The two types of SCID that have been treated by Gene therapy are ADA-SCID, caused by disabling mutations in the Adenosine Deaminase gene, and X-SCID, caused by disabling mutations in the IL-2 receptor gamma chain gene, also called the common gamma chain ( c). ADA or c deficient patients have no T-lymphocytes (the cells that recognize foreign proteins0 and few or dysfunctional B-cells (the cells that make antibodies). SCID patients are therefore unable to mount an immune response to common pathogens, and unless treated usually die early in life from severe infections. The treatment of choice for these patients is a bone marrow transplant from the patent with the best immunological match. If there is not a matched parent (~25% of the time) or the transplant is unsuccessful (~25% of the time) these patients are candidates for gene therapy. Gutted viruses containing the ADA or c genes are introduced into the patient's bone marrow cells and the treated cells are returned to the patient. In some recent cases of ADA deficient SCID, the infusion was preceded by a mild depletion of the patient's bone marrow cells. In these early studies, it was clearly demonstrated that bone marrow stem cells were marked with the new gene, and that the transferred gene made either ADA or c. In several ADA SCID patients that also received mild bone marrow depletion, enough ADA producing T and B cells emerged that these patients no longer need the supplemental injection of purified ADA enzyme. In the XSCID patients, 10/11 children began to produce functional T-cells and developed antibodies when vaccinated against the common childhood diseases. Recently two of these patients have developed a T-cell leukemia that is associated with the insertion of the c gene into a known leukemia gene, resulting in a moratorium on further attempts to perform gene therapy for X-SCID.
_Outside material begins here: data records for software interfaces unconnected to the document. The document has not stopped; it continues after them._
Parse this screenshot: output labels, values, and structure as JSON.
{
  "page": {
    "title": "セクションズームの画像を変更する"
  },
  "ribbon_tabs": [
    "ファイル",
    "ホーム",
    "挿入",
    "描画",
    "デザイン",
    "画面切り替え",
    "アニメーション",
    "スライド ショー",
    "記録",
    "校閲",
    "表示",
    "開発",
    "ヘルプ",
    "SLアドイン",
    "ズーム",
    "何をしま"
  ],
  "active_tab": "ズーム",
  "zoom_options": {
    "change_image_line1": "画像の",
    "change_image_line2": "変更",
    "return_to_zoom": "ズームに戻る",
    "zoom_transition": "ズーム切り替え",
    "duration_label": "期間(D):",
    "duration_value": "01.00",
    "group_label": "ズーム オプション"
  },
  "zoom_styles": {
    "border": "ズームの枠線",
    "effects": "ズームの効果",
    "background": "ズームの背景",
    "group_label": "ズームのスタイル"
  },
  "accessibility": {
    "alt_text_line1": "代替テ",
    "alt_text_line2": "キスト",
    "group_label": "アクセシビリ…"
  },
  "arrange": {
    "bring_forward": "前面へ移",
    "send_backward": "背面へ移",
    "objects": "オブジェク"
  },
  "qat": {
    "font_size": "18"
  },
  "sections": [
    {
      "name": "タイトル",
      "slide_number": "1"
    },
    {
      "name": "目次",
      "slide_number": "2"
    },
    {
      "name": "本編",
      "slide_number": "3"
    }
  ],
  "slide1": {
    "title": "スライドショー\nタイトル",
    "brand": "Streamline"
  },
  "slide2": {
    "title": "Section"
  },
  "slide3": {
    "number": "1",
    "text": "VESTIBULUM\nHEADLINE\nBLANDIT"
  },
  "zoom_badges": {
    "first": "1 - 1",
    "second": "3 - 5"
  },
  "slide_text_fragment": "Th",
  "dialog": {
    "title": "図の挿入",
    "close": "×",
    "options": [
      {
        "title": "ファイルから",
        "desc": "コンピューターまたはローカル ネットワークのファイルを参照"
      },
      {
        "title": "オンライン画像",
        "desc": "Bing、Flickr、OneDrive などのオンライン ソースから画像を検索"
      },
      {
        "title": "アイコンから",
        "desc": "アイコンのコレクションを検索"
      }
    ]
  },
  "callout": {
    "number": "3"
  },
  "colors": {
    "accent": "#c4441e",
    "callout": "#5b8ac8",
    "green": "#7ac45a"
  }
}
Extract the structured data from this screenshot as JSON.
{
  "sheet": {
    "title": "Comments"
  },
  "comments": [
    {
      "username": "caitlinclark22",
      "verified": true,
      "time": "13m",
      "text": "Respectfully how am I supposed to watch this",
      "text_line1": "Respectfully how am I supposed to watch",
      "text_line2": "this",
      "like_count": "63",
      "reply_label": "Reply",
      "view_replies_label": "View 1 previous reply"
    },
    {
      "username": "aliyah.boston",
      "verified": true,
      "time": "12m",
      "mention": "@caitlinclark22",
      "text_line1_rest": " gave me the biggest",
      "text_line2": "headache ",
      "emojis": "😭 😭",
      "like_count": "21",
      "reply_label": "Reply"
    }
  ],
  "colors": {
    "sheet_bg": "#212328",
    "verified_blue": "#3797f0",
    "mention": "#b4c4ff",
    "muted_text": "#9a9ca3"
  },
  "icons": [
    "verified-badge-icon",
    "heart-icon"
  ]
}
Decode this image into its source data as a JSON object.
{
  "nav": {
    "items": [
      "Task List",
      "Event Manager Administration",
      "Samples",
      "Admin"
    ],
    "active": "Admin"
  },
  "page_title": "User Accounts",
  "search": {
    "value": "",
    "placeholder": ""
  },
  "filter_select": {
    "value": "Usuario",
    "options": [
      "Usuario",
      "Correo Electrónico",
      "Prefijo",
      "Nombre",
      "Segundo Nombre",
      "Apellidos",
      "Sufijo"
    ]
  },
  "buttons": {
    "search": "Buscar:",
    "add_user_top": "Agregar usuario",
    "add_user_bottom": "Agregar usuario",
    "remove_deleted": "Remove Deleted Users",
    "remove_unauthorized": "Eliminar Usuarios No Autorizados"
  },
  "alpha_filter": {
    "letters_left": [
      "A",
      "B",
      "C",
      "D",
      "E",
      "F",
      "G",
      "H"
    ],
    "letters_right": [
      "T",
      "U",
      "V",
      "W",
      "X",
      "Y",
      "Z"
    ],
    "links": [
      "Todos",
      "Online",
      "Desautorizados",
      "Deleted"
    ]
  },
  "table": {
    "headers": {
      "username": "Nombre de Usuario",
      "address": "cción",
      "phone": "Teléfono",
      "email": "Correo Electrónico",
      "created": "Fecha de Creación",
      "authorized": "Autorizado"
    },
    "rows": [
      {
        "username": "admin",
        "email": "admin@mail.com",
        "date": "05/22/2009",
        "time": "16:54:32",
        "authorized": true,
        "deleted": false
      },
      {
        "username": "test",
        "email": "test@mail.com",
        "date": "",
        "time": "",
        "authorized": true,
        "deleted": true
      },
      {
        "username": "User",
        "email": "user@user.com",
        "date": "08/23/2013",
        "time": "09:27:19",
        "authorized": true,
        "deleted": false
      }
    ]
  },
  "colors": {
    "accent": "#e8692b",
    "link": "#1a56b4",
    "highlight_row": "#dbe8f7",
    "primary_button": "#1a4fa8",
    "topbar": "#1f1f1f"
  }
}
Another example of Cell and Gene Therapy overlapping is in the use of T-lymphocytes to treat cancer. Many tumors are recognized as foreign by the patient's T-cells, but these T-cells do not expand their numbers fast enough to kill the tumor. T-cells found in the tumor can be grown outside the body to very high numbers and then infused into the patient, often causing a dramatic reduction in the size of the tumor. This treatment is especially effective for tumors that have spread, as the tumor specific lymphocytes will track them down where ever they are. The addition of gene to the T-cells can allow specific T-cells that may be more effective tumor killers to be selected, and a second gene that can be used to kill the expanded T-cells after they have done their job or if an adverse event develops were among the first human Gene Therapy trails performed.